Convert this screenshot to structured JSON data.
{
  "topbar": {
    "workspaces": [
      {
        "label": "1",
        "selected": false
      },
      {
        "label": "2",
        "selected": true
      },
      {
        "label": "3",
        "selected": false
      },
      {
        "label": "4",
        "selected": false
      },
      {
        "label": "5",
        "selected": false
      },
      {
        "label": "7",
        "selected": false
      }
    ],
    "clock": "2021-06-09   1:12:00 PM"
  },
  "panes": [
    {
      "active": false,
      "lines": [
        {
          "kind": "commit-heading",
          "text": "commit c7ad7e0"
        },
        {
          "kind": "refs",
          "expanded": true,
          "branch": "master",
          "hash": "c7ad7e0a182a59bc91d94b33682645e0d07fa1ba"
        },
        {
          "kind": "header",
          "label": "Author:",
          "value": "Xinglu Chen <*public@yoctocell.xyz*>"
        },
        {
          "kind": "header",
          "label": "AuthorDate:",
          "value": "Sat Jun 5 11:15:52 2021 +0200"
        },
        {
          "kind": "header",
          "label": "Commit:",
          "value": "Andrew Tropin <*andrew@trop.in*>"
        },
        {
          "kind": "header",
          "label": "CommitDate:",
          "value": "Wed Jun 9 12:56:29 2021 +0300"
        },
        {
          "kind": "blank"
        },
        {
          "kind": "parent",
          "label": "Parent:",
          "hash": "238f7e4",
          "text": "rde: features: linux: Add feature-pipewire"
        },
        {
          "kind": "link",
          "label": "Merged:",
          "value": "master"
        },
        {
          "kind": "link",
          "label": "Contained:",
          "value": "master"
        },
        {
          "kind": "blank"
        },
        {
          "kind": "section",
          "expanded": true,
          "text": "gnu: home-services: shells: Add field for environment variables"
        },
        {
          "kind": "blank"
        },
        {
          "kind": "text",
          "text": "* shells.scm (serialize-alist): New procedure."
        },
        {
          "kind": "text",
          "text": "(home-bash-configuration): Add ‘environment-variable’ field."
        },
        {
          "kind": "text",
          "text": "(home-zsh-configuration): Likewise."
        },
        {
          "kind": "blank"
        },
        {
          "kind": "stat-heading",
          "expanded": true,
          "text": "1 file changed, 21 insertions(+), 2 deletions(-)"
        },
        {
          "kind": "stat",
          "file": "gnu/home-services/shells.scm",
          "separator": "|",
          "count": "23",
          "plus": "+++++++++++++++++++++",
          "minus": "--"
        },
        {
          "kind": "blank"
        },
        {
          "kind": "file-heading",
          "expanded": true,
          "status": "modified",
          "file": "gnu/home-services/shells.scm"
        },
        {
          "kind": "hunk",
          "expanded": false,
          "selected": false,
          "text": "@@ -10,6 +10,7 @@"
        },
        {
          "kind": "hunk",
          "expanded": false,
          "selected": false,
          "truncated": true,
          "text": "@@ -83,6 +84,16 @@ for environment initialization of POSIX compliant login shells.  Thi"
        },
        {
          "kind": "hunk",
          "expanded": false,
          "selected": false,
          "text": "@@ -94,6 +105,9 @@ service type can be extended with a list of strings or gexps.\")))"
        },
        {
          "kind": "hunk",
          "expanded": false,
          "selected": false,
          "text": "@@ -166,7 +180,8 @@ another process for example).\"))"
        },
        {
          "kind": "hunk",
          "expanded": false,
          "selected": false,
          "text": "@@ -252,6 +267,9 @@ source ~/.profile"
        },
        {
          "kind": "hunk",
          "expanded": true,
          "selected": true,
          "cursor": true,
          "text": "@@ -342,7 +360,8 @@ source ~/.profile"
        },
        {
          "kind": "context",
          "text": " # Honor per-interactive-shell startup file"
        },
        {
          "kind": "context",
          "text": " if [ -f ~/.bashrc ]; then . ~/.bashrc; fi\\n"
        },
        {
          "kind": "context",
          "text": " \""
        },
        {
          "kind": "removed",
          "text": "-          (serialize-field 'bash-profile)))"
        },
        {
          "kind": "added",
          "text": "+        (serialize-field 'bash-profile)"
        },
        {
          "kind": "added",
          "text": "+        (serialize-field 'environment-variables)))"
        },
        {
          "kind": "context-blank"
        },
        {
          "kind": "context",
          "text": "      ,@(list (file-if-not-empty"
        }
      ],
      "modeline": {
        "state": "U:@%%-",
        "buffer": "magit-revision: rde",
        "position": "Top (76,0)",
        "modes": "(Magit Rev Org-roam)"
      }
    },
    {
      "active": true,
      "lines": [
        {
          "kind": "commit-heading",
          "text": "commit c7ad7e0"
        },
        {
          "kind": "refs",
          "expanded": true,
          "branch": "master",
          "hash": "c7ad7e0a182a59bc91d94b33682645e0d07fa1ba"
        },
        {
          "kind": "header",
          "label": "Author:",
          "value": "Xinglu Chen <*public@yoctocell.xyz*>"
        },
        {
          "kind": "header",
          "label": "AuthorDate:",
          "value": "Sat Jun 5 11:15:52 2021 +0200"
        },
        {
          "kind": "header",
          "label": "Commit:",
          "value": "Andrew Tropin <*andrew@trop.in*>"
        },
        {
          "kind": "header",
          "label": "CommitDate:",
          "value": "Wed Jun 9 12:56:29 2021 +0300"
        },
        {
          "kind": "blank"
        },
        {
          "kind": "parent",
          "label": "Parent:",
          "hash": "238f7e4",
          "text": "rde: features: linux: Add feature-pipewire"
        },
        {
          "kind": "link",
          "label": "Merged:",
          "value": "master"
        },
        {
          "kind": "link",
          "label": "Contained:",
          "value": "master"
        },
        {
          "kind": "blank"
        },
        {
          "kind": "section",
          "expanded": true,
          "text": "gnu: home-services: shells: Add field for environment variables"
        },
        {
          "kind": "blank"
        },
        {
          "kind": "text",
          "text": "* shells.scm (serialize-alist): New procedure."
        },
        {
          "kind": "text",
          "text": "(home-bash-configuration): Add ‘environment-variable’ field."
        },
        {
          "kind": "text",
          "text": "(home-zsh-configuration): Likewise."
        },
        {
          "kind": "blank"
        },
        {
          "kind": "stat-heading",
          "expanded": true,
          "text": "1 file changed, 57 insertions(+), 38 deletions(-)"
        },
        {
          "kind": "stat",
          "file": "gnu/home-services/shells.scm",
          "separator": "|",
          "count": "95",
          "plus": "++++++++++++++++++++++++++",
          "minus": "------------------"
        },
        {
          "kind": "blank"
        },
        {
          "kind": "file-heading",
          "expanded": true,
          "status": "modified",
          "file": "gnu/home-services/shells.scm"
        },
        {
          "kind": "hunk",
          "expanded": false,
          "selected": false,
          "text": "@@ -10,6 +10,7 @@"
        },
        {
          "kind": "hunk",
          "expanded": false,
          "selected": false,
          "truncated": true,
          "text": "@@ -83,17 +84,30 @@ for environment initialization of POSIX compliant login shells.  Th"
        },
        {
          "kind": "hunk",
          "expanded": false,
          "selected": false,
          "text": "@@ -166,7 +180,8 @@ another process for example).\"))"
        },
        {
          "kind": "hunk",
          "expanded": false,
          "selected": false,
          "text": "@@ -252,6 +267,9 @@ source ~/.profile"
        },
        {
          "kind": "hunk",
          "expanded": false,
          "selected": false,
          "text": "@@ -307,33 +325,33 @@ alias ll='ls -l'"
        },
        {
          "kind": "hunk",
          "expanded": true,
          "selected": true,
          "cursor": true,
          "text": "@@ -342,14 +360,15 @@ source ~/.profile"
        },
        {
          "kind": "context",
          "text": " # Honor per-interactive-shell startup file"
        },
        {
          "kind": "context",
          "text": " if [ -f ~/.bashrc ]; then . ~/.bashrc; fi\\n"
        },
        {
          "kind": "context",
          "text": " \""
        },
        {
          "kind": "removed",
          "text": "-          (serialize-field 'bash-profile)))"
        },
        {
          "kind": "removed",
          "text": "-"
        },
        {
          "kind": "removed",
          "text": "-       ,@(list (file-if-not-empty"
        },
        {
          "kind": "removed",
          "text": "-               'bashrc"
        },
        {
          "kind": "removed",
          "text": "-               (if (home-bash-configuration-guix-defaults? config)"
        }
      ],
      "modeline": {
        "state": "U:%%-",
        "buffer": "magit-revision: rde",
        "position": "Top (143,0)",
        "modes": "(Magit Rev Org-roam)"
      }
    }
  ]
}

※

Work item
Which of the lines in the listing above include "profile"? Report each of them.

Exercise output
          "text": "@@ -252,6 +267,9 @@ source ~/.profile"
          "text": "@@ -342,7 +360,8 @@ source ~/.profile"
          "text": "-          (serialize-field 'bash-profile)))"
          "text": "+        (serialize-field 'bash-profile)"
          "text": "@@ -252,6 +267,9 @@ source ~/.profile"
          "text": "@@ -342,14 +360,15 @@ source ~/.profile"
          "text": "-          (serialize-field 'bash-profile)))"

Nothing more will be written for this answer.